See more in Sudan; Peacekeeping

U.S.-Pakistan Trust Deficit

Amid the latest spate of attacks in Pakistan, furor over a U.S. aid package shows continuing distrust between Washington and Islamabad. CFR's Daniel Markey and Lisa Curtis of the Heritage Foundation say Pakistan poses a difficult challenge.

See more in Counterterrorism; Foreign Aid; Pakistan

Reporting From Pakistan and Afghanistan

CFR's Kim Barker and Kathy Gannon of the Associated Press, longtime reporters in South Asia, discuss changing security developments in Pakistan and Afghanistan and the need for revamped U.S. policies in the region.

See more in Pakistan; Afghanistan

U.S. Policy Shift on Myanmar

Washington will now engage in direct talks with Myanmar's ruling junta while maintaining existing sanctions. CFR's Kara C. McDonald says the success of the strategy hinges on the U.S. ability to work with Myanmar's regional partners to build a multilateral consensus on how to deal with the country.

See more in Diplomacy and Statecraft; Burma/Myanmar; United States

Japan's New Government

CFR's Japan expert Sheila Smith says U.S.-Japan relations remain important for both governments, but the issue of realigning U.S. military forces in Japan will continue to be a difficult challenge.

See more in Japan

U.S.-Libya Relations

Dana Moss of the Washington Institute for Near East Policy says that Libya will continue to seek a good relationship with the United States in its effort to raise its international profile, but she cautions against seeing the U.S.-Libya rapprochement as a model for other rogue states.

See more in Libya; Diplomacy and Statecraft; United States

Balancing India and China

Amid a new round of India-China border talks, regional specialists Sumit Ganguly and Minxin Pei discuss relations between these rising powers and how they affect U.S. interests in Asia.

See more in India; China

Sanctioning North Korea

CFR Fellow Kara C. McDonald says the new UN Security Council Resolution against North Korea is one of the strongest set of sanctions adopted thus far by the body, though success in bringing North Korea back to the negotiation table is dependent on enforcement.

See more in North Korea; Proliferation

China's Difficult Choices

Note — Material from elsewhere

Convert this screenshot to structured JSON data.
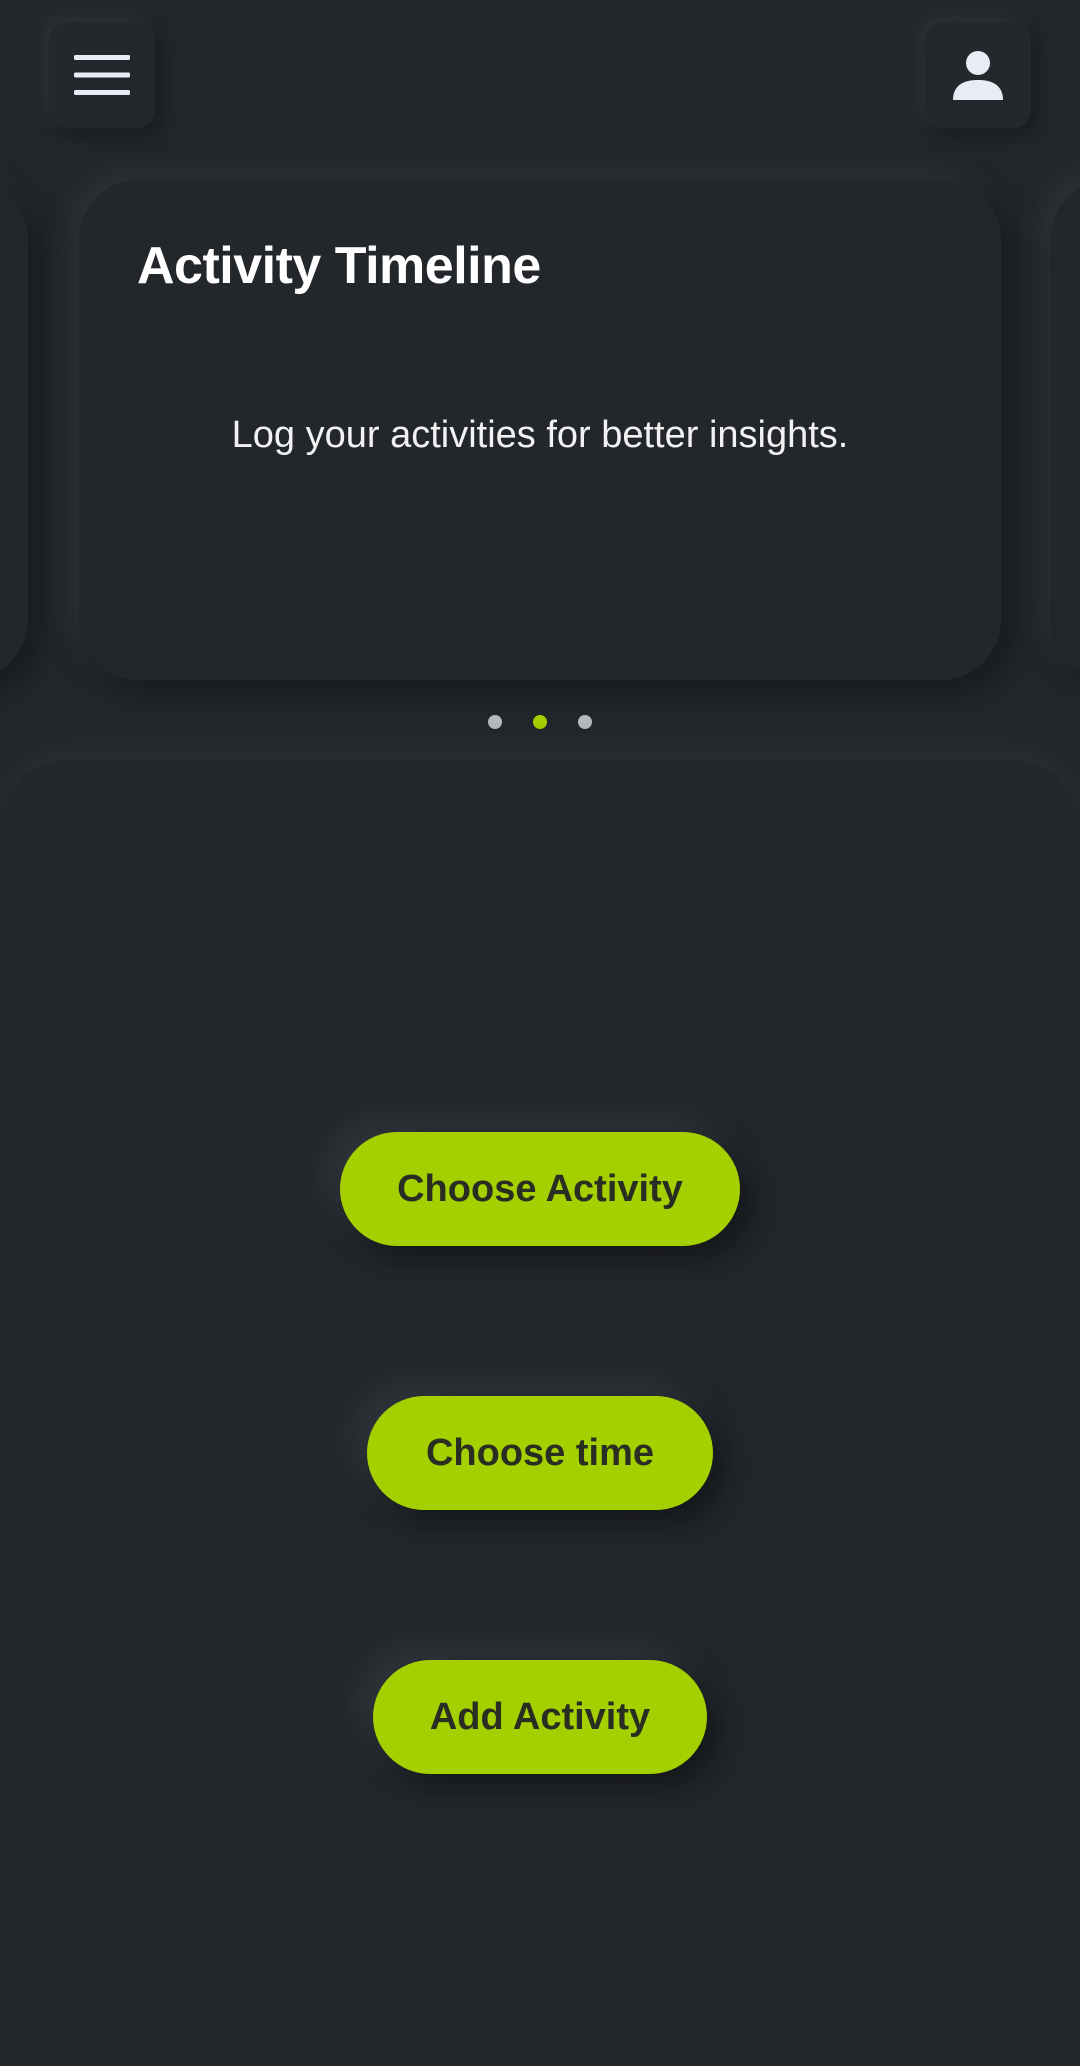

CFR's Brad Setser examines U.S. Treasury Secretary Timothy Geithner's statements about the need to rebalance China's economic relations with the United States and says China shouldn't be overly concerned about the risks of U.S. inflation.

See more in China; Monetary Policy